The Pangong Tso lake

  • Pangong Tso lake in eastern Ladakh has often been in the news, most famously during the Doklam standoff.
  • Pangong Tso is a long narrow, deep, endorheic (landlocked) lake situated at a height of more than 14,000 ft in the Ladakh Himalayas. The western end of Tso lies 54 km to the southeast of Leh. The 135 km-long lake sprawls over 604 sq km in the shape of a boomerang, and is 6 km wide at its broadest point.

Tactical significance of the Panging Tso
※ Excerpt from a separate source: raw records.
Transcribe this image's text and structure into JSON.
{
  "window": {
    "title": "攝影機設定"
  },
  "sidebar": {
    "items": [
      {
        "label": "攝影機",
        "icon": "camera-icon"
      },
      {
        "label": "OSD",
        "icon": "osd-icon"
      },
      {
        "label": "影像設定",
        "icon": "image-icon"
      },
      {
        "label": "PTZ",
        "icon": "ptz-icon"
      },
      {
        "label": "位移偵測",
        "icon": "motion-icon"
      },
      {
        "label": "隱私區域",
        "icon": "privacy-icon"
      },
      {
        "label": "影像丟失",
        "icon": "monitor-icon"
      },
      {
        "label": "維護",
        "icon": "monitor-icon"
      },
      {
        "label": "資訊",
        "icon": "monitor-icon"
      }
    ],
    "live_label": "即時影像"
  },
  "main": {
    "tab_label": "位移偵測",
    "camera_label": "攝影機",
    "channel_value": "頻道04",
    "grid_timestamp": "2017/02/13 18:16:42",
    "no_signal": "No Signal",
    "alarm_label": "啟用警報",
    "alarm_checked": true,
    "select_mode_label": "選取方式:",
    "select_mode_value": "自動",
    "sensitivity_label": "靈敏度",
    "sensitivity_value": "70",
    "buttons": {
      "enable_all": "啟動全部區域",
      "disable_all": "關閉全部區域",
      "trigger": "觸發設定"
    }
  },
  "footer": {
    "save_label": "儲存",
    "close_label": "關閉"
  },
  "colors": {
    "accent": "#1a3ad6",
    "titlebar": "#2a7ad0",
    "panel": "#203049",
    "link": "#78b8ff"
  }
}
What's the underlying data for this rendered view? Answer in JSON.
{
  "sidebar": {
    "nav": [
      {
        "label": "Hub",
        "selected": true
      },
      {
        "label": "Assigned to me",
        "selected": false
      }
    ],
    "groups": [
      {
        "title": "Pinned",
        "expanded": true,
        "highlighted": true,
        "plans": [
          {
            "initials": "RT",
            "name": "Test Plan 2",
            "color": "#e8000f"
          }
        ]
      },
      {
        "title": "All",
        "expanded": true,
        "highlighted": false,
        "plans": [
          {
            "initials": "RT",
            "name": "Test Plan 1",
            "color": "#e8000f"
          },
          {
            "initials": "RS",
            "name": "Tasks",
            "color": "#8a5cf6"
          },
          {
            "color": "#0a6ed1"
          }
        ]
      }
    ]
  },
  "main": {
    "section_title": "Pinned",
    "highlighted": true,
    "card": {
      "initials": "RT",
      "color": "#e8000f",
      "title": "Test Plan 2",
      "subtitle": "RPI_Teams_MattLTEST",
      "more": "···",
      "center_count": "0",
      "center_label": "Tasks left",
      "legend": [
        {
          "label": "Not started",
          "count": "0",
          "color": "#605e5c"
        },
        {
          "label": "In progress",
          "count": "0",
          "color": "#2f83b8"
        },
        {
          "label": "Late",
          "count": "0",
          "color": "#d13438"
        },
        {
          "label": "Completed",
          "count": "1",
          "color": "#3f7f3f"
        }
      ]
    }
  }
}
  • By itself, the lake does not have major tactical significance. But it lies in the path of the Chushul approach, one of the main approaches that China can use for an offensive into Indian-held territory.
  • Indian assessments show that a major Chinese offensive, if it comes, will flow across both the north and south of the lake.
  • During the 1962 war, this was where China launched its main offensive.
  • Over the years, the Chinese have built motorable roads along their banks of the Pangong Tso.
    Even during peacetime, the difference in perception over where the LAC lies on the northern bank of the lake, makes this contested terrain.
  • In 1999, when the Army unit from the area was moved to Kargil for Operation Vijay, China took the opportunity to build 5 km of road inside Indian territory along the lake’s bank.

Fingers in the lake

The barren mountains on the lake’s northern bank, called the Chang Chenmo, jut forward in major spurs, which the Army calls “fingers”.

India claims that the LAC is coterminous with Finger 8, but it physically controls area only up to Finger 4.

  • Chinese use light vehicles on the road to patrol up to Finger 2, which has a turning point for their vehicles.
  • If they are confronted and stopped by an Indian patrol in between, asking them to return, it leads to confusion, as the vehicles can’t turn back.

The Chinese have now stopped the Indian soldiers moving beyond Finger 2.

Confrontation on the water

  • On the water, the Chinese had a major advantage until a few years ago — their superior boats could literally run circles around the Indian boats.
  • But India purchased better Tampa boats some eight years ago, leading to a quicker and more aggressive response.

Out of bounds for tourists

  • Tourists were not allowed at all at Pangong Tso until 1999, and even today, you need to obtain an Inner Line Permit from the office of the Deputy Commissioner at Leh.
  • Tourists are only allowed up to Spangmik village, around 7 km into the lake.

-Source: Indian Express

April 2024